And therein lies the really important thing about being someone’s bridesmaid. What you are really there for is support. Support of their decision to enter into a life-long commitment. Moral support when their veil tears, or their hair looks more 80’s prom that bridal chic.
My favorite part about being in someone’s wedding is the hours leading up to the ceremony. Hours of mimosas and girly chatter, makeup and gallons of hairspray. Some brides have been frazzled with nerves, and others have been calm and easy going. With all of the cons that come along with being a bridesmaid, these few hours remind me of the ultimate pro. A group of women have been carefully selected to propel the bride into the next stage of her life.
I don’t think I fully understood this until the months leading up to my own wedding. My sister acted as my maid of honor and my only bridesmaid and I had 12 girls in my house party---really whom I treated as bridesmaids. My sister was the driving force of the entire week leading up to my wedding, and there is no way I could have pulled it off without her. The morning of my wedding is one I will not soon forget, it was more than I could have ever hoped for. I cried on and off a lot that day, happy and sentimental tears---and it struck a real chord that I had 13 of the most important people in my life there to support me.
Like many of the best things in life, being a bridesmaid has its good and bad moments. No one likes spending money on a dress they’ll never wear or using the majority of their 10-14 vacation days on events for someone else’s wedding. But in the end, it’s the memories you create and the bonds you share that make it all worthwhile. Standing beside your friend on those church steps, or teetering in the grass under the warm afternoon sun, you realize that it is not only an honor, but a privilege.

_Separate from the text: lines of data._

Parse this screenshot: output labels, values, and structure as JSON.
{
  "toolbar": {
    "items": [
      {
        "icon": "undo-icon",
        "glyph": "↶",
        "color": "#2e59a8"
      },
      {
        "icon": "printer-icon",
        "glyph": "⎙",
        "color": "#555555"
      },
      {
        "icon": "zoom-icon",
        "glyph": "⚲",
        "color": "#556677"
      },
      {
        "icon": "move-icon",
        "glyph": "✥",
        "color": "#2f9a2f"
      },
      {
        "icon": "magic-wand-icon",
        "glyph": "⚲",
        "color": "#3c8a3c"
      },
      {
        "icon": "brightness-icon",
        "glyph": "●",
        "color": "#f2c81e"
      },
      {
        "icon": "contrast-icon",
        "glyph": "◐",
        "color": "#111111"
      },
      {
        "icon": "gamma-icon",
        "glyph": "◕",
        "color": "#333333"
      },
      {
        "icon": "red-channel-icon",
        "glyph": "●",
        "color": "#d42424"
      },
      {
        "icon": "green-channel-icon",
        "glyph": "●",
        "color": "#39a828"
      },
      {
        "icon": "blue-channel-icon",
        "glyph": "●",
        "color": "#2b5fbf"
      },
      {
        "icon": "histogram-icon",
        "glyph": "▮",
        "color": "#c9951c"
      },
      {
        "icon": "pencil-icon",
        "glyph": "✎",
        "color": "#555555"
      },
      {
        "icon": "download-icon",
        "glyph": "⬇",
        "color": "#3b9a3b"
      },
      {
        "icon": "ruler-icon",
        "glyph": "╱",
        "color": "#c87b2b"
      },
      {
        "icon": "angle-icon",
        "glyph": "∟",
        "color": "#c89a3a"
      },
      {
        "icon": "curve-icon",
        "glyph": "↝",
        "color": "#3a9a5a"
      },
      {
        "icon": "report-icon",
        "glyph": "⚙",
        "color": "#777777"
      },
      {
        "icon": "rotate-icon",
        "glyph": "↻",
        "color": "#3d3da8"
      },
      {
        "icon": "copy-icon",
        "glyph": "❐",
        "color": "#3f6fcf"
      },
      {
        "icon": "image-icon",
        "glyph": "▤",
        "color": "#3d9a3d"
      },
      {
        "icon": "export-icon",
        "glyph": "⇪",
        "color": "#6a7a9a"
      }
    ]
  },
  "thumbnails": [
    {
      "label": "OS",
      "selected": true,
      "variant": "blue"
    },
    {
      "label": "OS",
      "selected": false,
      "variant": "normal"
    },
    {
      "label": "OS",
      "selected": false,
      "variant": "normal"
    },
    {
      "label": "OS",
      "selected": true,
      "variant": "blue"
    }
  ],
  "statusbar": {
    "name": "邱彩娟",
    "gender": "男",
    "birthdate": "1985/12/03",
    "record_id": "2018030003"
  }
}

And hey, after it’s all said and done, you get cake and champagne. Not a bad deal.